The response must contain each line of the material that holds "count".

Input for this task:
+-------+

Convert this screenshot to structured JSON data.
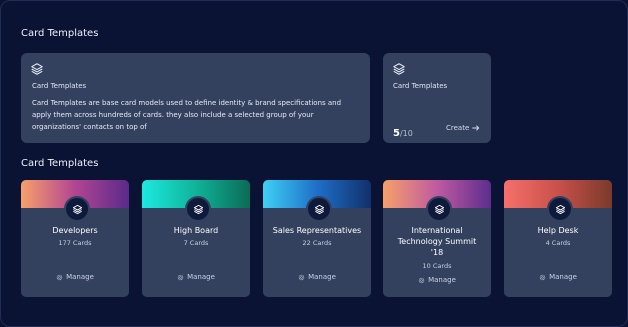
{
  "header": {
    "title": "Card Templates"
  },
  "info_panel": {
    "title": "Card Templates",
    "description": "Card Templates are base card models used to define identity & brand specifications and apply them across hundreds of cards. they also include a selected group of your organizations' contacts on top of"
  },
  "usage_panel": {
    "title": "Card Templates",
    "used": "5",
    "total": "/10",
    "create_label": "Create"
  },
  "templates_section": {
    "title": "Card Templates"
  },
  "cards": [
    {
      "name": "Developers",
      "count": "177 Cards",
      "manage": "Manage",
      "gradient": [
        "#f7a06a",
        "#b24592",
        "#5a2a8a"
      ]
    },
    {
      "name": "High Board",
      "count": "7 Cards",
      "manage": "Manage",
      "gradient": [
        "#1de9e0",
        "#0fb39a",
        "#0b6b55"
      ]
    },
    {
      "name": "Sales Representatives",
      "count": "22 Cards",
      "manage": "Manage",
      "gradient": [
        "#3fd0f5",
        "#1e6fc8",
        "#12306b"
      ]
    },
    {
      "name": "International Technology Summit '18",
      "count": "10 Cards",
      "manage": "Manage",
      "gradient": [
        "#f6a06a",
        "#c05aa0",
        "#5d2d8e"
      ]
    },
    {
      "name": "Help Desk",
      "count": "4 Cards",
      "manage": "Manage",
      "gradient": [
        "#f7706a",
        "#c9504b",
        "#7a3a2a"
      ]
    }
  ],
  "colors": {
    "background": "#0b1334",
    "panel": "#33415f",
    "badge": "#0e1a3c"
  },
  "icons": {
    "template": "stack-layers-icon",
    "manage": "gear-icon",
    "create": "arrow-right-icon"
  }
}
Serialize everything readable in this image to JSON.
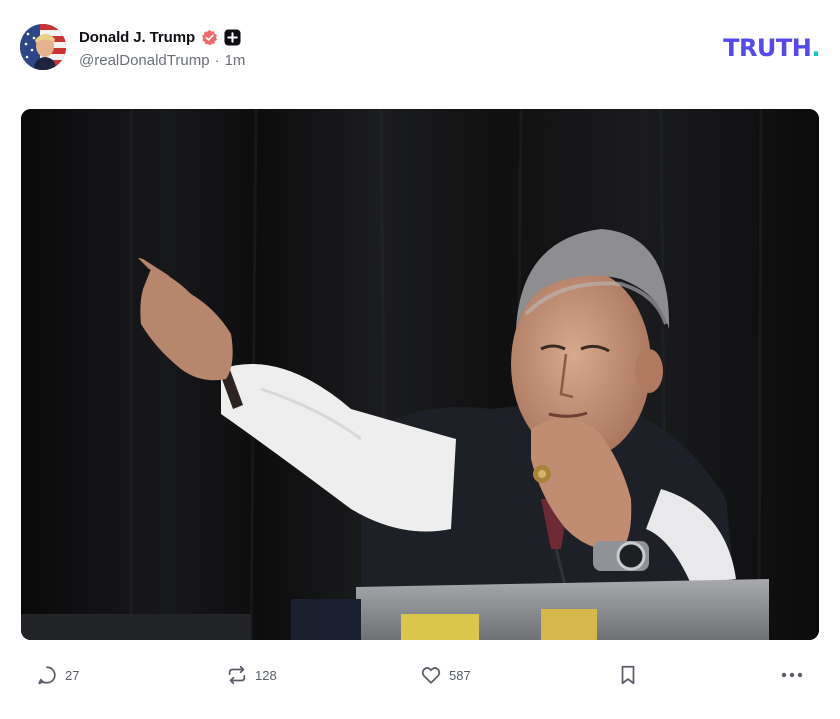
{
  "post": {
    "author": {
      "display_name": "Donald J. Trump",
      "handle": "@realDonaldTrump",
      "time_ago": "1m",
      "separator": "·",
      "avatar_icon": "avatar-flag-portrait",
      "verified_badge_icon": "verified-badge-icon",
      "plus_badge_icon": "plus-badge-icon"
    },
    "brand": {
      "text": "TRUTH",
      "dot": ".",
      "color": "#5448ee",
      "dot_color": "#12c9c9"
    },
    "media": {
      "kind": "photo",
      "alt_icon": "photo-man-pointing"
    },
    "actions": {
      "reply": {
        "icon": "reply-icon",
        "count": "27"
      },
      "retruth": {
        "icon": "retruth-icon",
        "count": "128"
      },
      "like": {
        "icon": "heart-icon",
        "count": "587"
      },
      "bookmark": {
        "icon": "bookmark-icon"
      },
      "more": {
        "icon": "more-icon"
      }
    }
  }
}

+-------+

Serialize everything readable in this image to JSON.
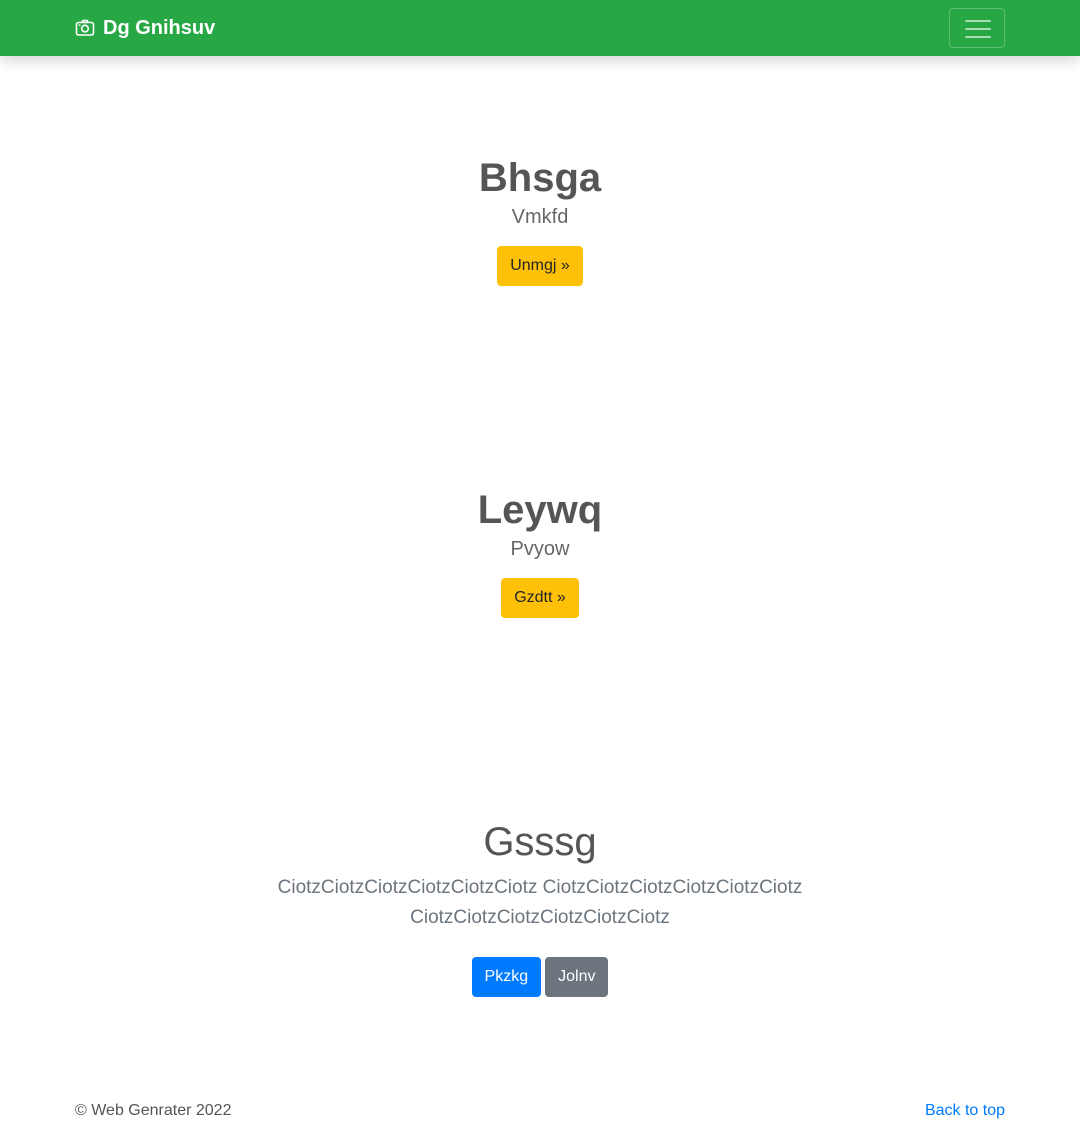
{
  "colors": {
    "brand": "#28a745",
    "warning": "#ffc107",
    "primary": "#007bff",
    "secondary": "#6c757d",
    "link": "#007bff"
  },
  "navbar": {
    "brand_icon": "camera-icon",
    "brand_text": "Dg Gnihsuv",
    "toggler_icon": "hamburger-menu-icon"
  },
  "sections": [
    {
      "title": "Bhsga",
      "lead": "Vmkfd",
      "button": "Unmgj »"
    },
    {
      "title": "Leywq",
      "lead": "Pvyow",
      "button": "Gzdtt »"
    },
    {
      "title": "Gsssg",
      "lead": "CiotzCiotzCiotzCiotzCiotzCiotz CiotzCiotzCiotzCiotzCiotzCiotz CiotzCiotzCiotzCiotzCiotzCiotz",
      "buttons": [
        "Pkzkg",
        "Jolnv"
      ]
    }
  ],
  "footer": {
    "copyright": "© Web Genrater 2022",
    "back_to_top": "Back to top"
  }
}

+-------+

Answer box:
      "count": "177 Cards",
      "count": "7 Cards",
      "count": "22 Cards",
      "count": "10 Cards",
      "count": "4 Cards",
        "count": "27"
        "count": "128"
        "count": "587"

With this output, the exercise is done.